» **What you should do**
Every line of the records below should be restated exactly.

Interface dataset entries
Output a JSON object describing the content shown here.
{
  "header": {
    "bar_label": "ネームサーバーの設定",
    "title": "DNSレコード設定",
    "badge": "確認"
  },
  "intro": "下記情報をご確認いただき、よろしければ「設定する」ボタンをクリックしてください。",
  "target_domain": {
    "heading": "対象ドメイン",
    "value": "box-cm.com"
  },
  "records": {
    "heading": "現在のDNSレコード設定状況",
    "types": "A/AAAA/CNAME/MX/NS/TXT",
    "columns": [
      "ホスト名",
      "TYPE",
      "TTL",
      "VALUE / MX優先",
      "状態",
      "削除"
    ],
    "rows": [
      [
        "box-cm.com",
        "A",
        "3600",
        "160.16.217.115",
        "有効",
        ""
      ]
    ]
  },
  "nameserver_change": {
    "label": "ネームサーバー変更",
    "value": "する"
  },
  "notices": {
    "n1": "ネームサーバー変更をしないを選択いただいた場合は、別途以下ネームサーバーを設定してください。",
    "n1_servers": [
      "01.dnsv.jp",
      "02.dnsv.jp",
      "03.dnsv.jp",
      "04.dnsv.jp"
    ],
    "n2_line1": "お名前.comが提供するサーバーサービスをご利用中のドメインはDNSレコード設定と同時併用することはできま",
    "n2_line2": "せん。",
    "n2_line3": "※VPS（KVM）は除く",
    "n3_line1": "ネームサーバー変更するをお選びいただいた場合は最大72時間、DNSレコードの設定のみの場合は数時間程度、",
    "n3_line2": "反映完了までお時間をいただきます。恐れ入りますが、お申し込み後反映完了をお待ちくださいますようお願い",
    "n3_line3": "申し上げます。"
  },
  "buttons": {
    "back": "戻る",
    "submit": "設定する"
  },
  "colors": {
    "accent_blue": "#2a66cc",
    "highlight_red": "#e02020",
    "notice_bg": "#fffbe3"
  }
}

» **Answer to the exercise**
Output a JSON object describing the content shown here.
{
  "header": {
    "bar_label": "ネームサーバーの設定",
    "title": "DNSレコード設定",
    "badge": "確認"
  },
  "intro": "下記情報をご確認いただき、よろしければ「設定する」ボタンをクリックしてください。",
  "target_domain": {
    "heading": "対象ドメイン",
    "value": "box-cm.com"
  },
  "records": {
    "heading": "現在のDNSレコード設定状況",
    "types": "A/AAAA/CNAME/MX/NS/TXT",
    "columns": [
      "ホスト名",
      "TYPE",
      "TTL",
      "VALUE / MX優先",
      "状態",
      "削除"
    ],
    "rows": [
      [
        "box-cm.com",
        "A",
        "3600",
        "160.16.217.115",
        "有効",
        ""
      ]
    ]
  },
  "nameserver_change": {
    "label": "ネームサーバー変更",
    "value": "する"
  },
  "notices": {
    "n1": "ネームサーバー変更をしないを選択いただいた場合は、別途以下ネームサーバーを設定してください。",
    "n1_servers": [
      "01.dnsv.jp",
      "02.dnsv.jp",
      "03.dnsv.jp",
      "04.dnsv.jp"
    ],
    "n2_line1": "お名前.comが提供するサーバーサービスをご利用中のドメインはDNSレコード設定と同時併用することはできま",
    "n2_line2": "せん。",
    "n2_line3": "※VPS（KVM）は除く",
    "n3_line1": "ネームサーバー変更するをお選びいただいた場合は最大72時間、DNSレコードの設定のみの場合は数時間程度、",
    "n3_line2": "反映完了までお時間をいただきます。恐れ入りますが、お申し込み後反映完了をお待ちくださいますようお願い",
    "n3_line3": "申し上げます。"
  },
  "buttons": {
    "back": "戻る",
    "submit": "設定する"
  },
  "colors": {
    "accent_blue": "#2a66cc",
    "highlight_red": "#e02020",
    "notice_bg": "#fffbe3"
  }
}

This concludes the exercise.